Sharp suits, killer lipstick, over-inflated egos. It can only mean one thing. The Apprentice is back on our TV screens.
So far the latest episodes of the popular BBC series have delivered few surprises, serving up the usual team squabbles, bitch fights and cringe worthy Lord Sugar put-downs. One thing has changed, however. The fleet of people carriers to move the candidates around from one business crisis to the next has been switched from the copious Chrysler Grand Voyagers, used for many years, to VW vans with windows and swivel seats.
Although a number of good purpose-built people carriers are still available to British new car buyers with the need to carry large families or acres of junk, Auntie Beeb probably resorted to a gaggle of Volkswagens as the Grand Voyager, along with Chrysler, has now quietly disappeared from the UK market, with Chrysler registering just two examples in September in the largest new car sales month of the year!
To me this is a shame, as the Chrysler Voyager, along with the Renault Espace, was the true pioneer of the modern-era MPV, inventing a whole new segment of the market when these two models entered the North American and European markets respectively in the early 1980s.
Although the Espace has remained on sale in Continental Europe since the launch of the first Matra-developed model in 1984, this once-popular MPV was withdrawn from sale in the UK a few years ago, as part of a major model cull of low-volume sellers from Renault, with other casualties including the comprehensive Laguna range, along with the Modus, Kaleos, Wind and the passenger car version of the funky Kangoo.

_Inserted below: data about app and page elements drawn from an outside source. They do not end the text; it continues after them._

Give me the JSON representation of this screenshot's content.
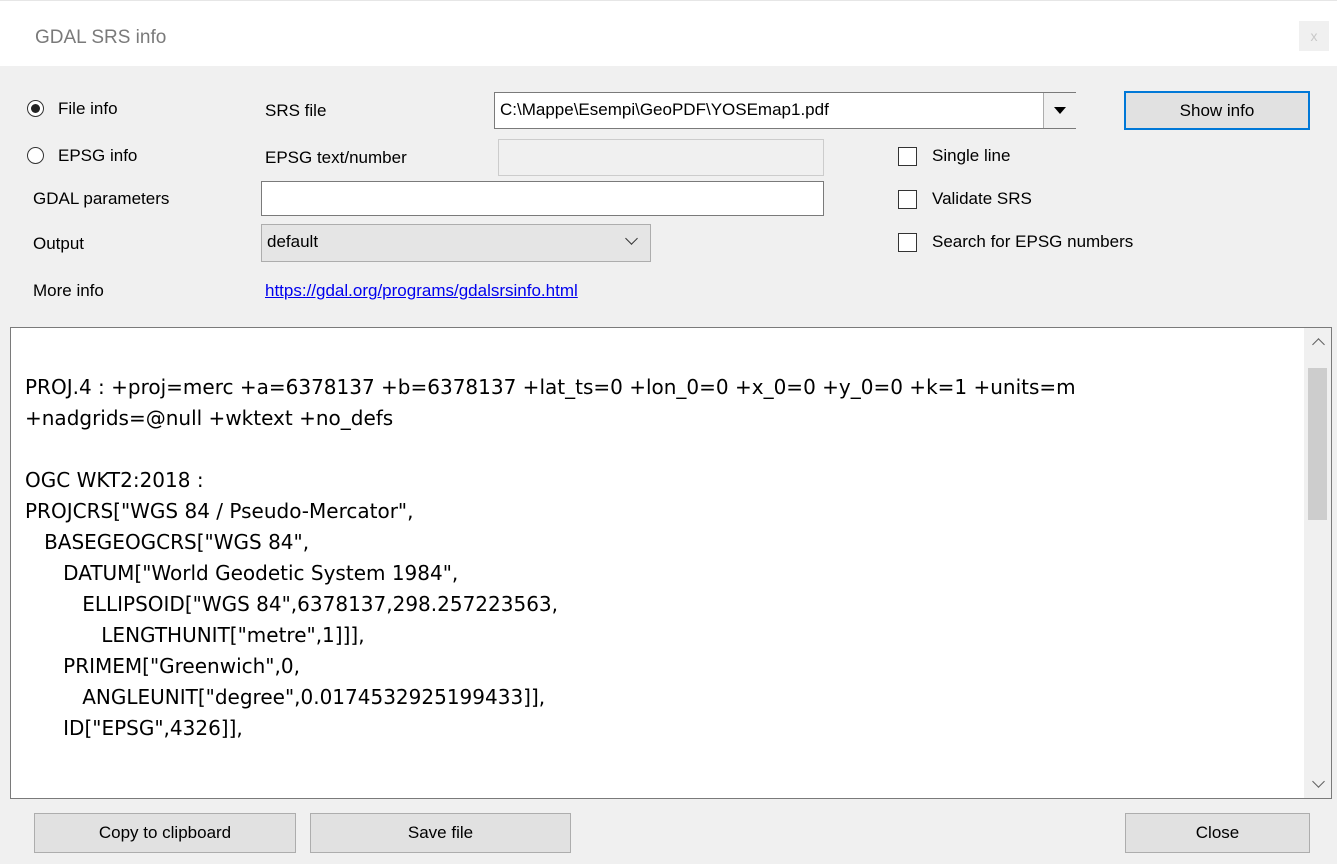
{
  "window": {
    "title": "GDAL SRS info",
    "close_glyph": "x"
  },
  "mode": {
    "file_info_label": "File info",
    "epsg_info_label": "EPSG info",
    "selected": "file_info"
  },
  "fields": {
    "srs_file_label": "SRS file",
    "srs_file_value": "C:\\Mappe\\Esempi\\GeoPDF\\YOSEmap1.pdf",
    "epsg_label": "EPSG text/number",
    "epsg_value": "",
    "gdal_params_label": "GDAL parameters",
    "gdal_params_value": "",
    "output_label": "Output",
    "output_value": "default",
    "more_info_label": "More info",
    "more_info_link": "https://gdal.org/programs/gdalsrsinfo.html"
  },
  "options": {
    "single_line": {
      "label": "Single line",
      "checked": false
    },
    "validate_srs": {
      "label": "Validate SRS",
      "checked": false
    },
    "search_epsg": {
      "label": "Search for EPSG numbers",
      "checked": false
    }
  },
  "buttons": {
    "show_info": "Show info",
    "copy_clipboard": "Copy to clipboard",
    "save_file": "Save file",
    "close": "Close"
  },
  "output_text": "PROJ.4 : +proj=merc +a=6378137 +b=6378137 +lat_ts=0 +lon_0=0 +x_0=0 +y_0=0 +k=1 +units=m\n+nadgrids=@null +wktext +no_defs\n\nOGC WKT2:2018 :\nPROJCRS[\"WGS 84 / Pseudo-Mercator\",\n   BASEGEOGCRS[\"WGS 84\",\n      DATUM[\"World Geodetic System 1984\",\n         ELLIPSOID[\"WGS 84\",6378137,298.257223563,\n            LENGTHUNIT[\"metre\",1]]],\n      PRIMEM[\"Greenwich\",0,\n         ANGLEUNIT[\"degree\",0.0174532925199433]],\n      ID[\"EPSG\",4326]],",
  "colors": {
    "accent": "#0078d7",
    "link": "#0000ee",
    "window_bg": "#f0f0f0"
  },
  "icons": {
    "dropdown": "triangle-down",
    "select_chevron": "chevron-down",
    "scroll_up": "chevron-up",
    "scroll_down": "chevron-down"
  }
}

Renault has since launched an enticing all-new Espace MPV on the Continent, but sadly for us Brits we are denied this stylish people mover, with no plans for right-hand-drive production to commence anytime soon.
As for the Chrysler, when Fiat took over the ailing American automotive group from Daimler-Benz six years ago, it immediately withdrew the budget Dodge brand in the UK and Europe, and troublingly stuck Lancia grilles and badges on some aging Chrysler models in mainland Europe, including the Grand Voyager. Here in Blighty, we got Chrysler branding for the Lancia Ypsilon and Delta models, but few were fooled, with even fewer choosing to buy one of these stylish Italian hatchbacks, which were confusingly marketed as being all-American!
Fiat itself pioneered the post-war modern MPV in the late 1950s with its dinky little late 600 Multipla. Its innovative but ugly 1990s Multipla set the benchmark for a whole new generation of cleverly packaged people carriers, but its Marmite styling repelled most customers, leaving us today with a set of competent but conventional full-size MPVs to do battle with glut of SUVs and crossovers, from marques as diverse as Ford, Volkswagen, Ssangyong and SEAT, all of which are more than capable of carrying plenty of passengers around in comfort, but hardly moving the game forward in the way that pioneers Chrysler and Renault did more than three decades ago. So, sadly for the Grand Voyager and Espace, you’re fired!
Photography courtesy of Renault and E Peiffer and Rudolf Strickler via Creative Commons